Tuesday night was the gathering of special interests and professional victims from every corner of the known universe, the most toxic group of economic and spiritual vampires since the mass gatherings in the early 18th century. If any suffering portion of the American subculture missed their turn at the bar, I missed it. It seemed that every ethnic, cultural, sexual group in the country with more than three members put in at least a cameo appearance, as did the community organizers, union bosses, government employees and all the others who make their living off the taxpayer. Each group had their chance, ordering drinks for the house, all on the tab.
Wednesday night's highlight was watching and listening to Mr. Bojangles himself, remixing songs from his top hits albums, humming the tunes when he couldn't remember his words. Older, greyer, thinner but still wildly attractive to many of the women and some of the men in the audience, still driving thrills.
By its final night, nostalgia had worn thin, replaced by a sense of sadness and loss. By next morning I was humming the tune from Piano Man. Though the words had changed just a bit, the feelings evoked were the same. Too much smoke, too much loneliness. The evening before an hour's respite from reality, weighed down with the absolute certainty that reality would return in full force, and the illusion would be gone.
It's ten o'clock on a ThursdayThe audience chipped in, they felt the heat of their friends

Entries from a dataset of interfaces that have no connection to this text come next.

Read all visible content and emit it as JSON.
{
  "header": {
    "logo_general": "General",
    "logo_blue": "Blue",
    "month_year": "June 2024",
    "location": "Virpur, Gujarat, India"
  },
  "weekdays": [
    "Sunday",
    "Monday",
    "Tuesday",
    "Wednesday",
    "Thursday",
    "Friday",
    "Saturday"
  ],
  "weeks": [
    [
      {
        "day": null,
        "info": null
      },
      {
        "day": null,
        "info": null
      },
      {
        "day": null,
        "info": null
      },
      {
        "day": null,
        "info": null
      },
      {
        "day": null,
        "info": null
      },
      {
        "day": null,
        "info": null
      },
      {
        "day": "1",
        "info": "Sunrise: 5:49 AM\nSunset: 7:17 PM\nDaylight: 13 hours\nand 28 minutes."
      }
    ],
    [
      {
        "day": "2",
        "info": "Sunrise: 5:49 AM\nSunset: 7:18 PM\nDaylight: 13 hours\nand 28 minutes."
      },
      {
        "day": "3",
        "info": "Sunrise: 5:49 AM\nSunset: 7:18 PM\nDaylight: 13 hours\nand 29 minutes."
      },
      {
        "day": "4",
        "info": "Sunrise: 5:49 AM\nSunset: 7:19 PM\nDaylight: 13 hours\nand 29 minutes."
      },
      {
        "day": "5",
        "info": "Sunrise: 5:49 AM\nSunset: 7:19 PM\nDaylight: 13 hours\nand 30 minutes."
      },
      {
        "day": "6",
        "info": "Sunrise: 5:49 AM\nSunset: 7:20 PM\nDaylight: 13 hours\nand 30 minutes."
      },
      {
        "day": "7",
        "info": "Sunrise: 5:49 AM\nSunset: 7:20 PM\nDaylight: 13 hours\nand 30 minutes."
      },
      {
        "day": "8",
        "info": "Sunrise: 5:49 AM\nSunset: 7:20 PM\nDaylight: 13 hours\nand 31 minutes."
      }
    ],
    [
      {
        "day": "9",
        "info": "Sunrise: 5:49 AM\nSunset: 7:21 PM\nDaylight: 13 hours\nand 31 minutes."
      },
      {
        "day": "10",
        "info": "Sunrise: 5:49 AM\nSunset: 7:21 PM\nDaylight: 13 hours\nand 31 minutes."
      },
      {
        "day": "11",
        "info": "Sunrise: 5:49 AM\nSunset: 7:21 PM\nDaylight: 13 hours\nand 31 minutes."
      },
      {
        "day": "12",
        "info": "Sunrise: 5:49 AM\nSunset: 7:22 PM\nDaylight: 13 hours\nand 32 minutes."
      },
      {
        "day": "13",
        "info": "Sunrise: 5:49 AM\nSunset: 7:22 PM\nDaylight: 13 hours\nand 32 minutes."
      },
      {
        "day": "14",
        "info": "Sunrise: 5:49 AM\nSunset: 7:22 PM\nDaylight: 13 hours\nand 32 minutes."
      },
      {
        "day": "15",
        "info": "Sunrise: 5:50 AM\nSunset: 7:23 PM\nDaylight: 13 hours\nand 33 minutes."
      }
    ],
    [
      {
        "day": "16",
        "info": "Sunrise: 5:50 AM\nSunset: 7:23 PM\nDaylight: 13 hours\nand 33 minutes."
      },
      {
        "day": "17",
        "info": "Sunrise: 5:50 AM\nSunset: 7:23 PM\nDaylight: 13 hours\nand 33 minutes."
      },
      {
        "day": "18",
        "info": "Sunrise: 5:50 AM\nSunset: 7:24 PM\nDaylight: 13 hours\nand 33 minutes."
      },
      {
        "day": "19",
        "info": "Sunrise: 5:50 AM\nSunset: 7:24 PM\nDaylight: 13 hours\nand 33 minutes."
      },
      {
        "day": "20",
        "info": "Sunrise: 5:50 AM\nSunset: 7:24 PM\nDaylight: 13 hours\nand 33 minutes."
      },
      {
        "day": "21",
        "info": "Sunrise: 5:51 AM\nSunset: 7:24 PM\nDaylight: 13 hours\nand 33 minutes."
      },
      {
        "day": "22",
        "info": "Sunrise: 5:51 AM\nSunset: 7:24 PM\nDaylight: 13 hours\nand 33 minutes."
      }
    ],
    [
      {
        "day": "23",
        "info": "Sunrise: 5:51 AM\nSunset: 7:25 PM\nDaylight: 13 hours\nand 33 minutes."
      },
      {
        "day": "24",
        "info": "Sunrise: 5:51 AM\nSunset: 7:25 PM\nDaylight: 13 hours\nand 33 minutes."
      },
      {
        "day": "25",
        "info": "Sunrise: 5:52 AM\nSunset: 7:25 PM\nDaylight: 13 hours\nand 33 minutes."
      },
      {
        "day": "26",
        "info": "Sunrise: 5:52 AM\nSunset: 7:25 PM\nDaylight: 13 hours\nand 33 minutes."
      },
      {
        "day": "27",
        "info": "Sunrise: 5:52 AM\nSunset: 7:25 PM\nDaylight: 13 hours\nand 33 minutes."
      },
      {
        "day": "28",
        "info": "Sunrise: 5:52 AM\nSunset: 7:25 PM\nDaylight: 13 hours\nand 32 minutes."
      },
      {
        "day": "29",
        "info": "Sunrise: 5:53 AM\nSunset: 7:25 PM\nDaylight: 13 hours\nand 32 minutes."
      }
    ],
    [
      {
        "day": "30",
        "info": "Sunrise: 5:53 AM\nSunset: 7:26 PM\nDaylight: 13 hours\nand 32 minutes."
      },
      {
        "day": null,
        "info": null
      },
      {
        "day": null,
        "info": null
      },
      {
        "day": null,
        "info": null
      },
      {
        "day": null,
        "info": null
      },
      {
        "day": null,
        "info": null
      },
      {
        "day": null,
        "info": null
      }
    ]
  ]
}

The regular crowd shuffles in
There's a former President sitting next to me
Makin' love to the brunette like a sin
Sing us a song you're the piano manThey knew what they wanted to hear, and they heard it, though it never was sung
Sing us a song tonight
Well we're all in the mood for a melody
And you got us feeling alright
They said, "Son, can you play us a memoryAnd the piano man sang them a song
I'm not really sure how it goes
But it's sad and it's sweet and we knew it complete
When you wore a younger man's clothes."
Now Joey B. at the bar is a friend of mineHe looked around with a jaundiced eye, always looking for his main deal
He gets me my drinks for free
And he's quick with a joke or to light up your smoke
But there's someplace that he'd rather be
He says, "Barry, I believe this is killing me."
As the smile ran away from his face
"Well I'm sure that I could be a President myself
If I could get out of this place"
It's a pretty good crowd for a Saturday
And the chairman gives me a smile
'Cause he knows that it's me they've been comin' to see
To forget about life for a while
And the piano, it sounds like a carnivalIt's a sad morning, I must say. A hangover I'm not anxious to face. But partying to excess has a price and it's almost time for the tab.
And the microphone smells like a beer
And the press sit at the bar and put bread in my jar
And say, "Man, what are you doin' here?"
This is the original Billy Joel video, my favorite. Apologies to him for the parody.